__WORK TO BE COMPLETED__
Could you print the data that follows exactly as given?

□ □ □

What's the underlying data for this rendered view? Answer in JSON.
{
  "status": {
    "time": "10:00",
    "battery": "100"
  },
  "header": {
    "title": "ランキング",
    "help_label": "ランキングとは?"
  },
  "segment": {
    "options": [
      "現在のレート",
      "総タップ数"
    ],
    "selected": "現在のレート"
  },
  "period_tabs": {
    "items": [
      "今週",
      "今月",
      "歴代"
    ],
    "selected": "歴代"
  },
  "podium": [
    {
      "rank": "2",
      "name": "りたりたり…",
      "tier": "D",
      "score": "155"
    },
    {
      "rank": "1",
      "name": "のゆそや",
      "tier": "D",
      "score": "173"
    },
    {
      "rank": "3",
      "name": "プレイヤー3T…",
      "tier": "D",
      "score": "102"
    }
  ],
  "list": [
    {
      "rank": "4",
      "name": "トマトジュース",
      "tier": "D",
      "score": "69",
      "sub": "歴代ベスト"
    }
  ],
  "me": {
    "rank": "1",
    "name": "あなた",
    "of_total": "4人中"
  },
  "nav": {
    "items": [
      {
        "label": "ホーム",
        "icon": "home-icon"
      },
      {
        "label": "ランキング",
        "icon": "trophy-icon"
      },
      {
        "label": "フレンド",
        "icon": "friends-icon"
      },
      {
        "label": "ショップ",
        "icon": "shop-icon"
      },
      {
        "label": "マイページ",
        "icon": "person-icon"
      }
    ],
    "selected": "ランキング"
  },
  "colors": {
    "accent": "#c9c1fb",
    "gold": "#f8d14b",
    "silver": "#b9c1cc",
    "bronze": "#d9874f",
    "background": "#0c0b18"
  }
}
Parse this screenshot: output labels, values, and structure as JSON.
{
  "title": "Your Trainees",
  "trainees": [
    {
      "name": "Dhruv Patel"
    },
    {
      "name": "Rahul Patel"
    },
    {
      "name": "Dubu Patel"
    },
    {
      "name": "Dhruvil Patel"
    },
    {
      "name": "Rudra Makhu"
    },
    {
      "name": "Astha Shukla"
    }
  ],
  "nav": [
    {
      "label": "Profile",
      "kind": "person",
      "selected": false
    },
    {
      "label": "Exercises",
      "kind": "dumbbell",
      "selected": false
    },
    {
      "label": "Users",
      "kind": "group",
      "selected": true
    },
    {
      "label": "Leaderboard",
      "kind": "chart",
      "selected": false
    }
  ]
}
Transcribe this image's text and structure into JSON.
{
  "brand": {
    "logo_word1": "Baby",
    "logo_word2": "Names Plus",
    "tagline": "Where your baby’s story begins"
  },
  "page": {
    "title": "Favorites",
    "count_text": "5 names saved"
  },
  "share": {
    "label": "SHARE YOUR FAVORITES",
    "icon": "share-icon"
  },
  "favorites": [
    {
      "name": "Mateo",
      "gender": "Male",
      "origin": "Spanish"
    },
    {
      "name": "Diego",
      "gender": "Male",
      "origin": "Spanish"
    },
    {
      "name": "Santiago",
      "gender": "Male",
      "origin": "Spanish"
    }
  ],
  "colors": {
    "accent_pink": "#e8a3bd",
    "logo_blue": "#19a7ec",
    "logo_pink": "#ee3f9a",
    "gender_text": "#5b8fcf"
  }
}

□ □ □

__ANSWER SPACE__
What's the underlying data for this rendered view? Answer in JSON.
{
  "status": {
    "time": "10:00",
    "battery": "100"
  },
  "header": {
    "title": "ランキング",
    "help_label": "ランキングとは?"
  },
  "segment": {
    "options": [
      "現在のレート",
      "総タップ数"
    ],
    "selected": "現在のレート"
  },
  "period_tabs": {
    "items": [
      "今週",
      "今月",
      "歴代"
    ],
    "selected": "歴代"
  },
  "podium": [
    {
      "rank": "2",
      "name": "りたりたり…",
      "tier": "D",
      "score": "155"
    },
    {
      "rank": "1",
      "name": "のゆそや",
      "tier": "D",
      "score": "173"
    },
    {
      "rank": "3",
      "name": "プレイヤー3T…",
      "tier": "D",
      "score": "102"
    }
  ],
  "list": [
    {
      "rank": "4",
      "name": "トマトジュース",
      "tier": "D",
      "score": "69",
      "sub": "歴代ベスト"
    }
  ],
  "me": {
    "rank": "1",
    "name": "あなた",
    "of_total": "4人中"
  },
  "nav": {
    "items": [
      {
        "label": "ホーム",
        "icon": "home-icon"
      },
      {
        "label": "ランキング",
        "icon": "trophy-icon"
      },
      {
        "label": "フレンド",
        "icon": "friends-icon"
      },
      {
        "label": "ショップ",
        "icon": "shop-icon"
      },
      {
        "label": "マイページ",
        "icon": "person-icon"
      }
    ],
    "selected": "ランキング"
  },
  "colors": {
    "accent": "#c9c1fb",
    "gold": "#f8d14b",
    "silver": "#b9c1cc",
    "bronze": "#d9874f",
    "background": "#0c0b18"
  }
}
Parse this screenshot: output labels, values, and structure as JSON.
{
  "title": "Your Trainees",
  "trainees": [
    {
      "name": "Dhruv Patel"
    },
    {
      "name": "Rahul Patel"
    },
    {
      "name": "Dubu Patel"
    },
    {
      "name": "Dhruvil Patel"
    },
    {
      "name": "Rudra Makhu"
    },
    {
      "name": "Astha Shukla"
    }
  ],
  "nav": [
    {
      "label": "Profile",
      "kind": "person",
      "selected": false
    },
    {
      "label": "Exercises",
      "kind": "dumbbell",
      "selected": false
    },
    {
      "label": "Users",
      "kind": "group",
      "selected": true
    },
    {
      "label": "Leaderboard",
      "kind": "chart",
      "selected": false
    }
  ]
}
Transcribe this image's text and structure into JSON.
{
  "brand": {
    "logo_word1": "Baby",
    "logo_word2": "Names Plus",
    "tagline": "Where your baby’s story begins"
  },
  "page": {
    "title": "Favorites",
    "count_text": "5 names saved"
  },
  "share": {
    "label": "SHARE YOUR FAVORITES",
    "icon": "share-icon"
  },
  "favorites": [
    {
      "name": "Mateo",
      "gender": "Male",
      "origin": "Spanish"
    },
    {
      "name": "Diego",
      "gender": "Male",
      "origin": "Spanish"
    },
    {
      "name": "Santiago",
      "gender": "Male",
      "origin": "Spanish"
    }
  ],
  "colors": {
    "accent_pink": "#e8a3bd",
    "logo_blue": "#19a7ec",
    "logo_pink": "#ee3f9a",
    "gender_text": "#5b8fcf"
  }
}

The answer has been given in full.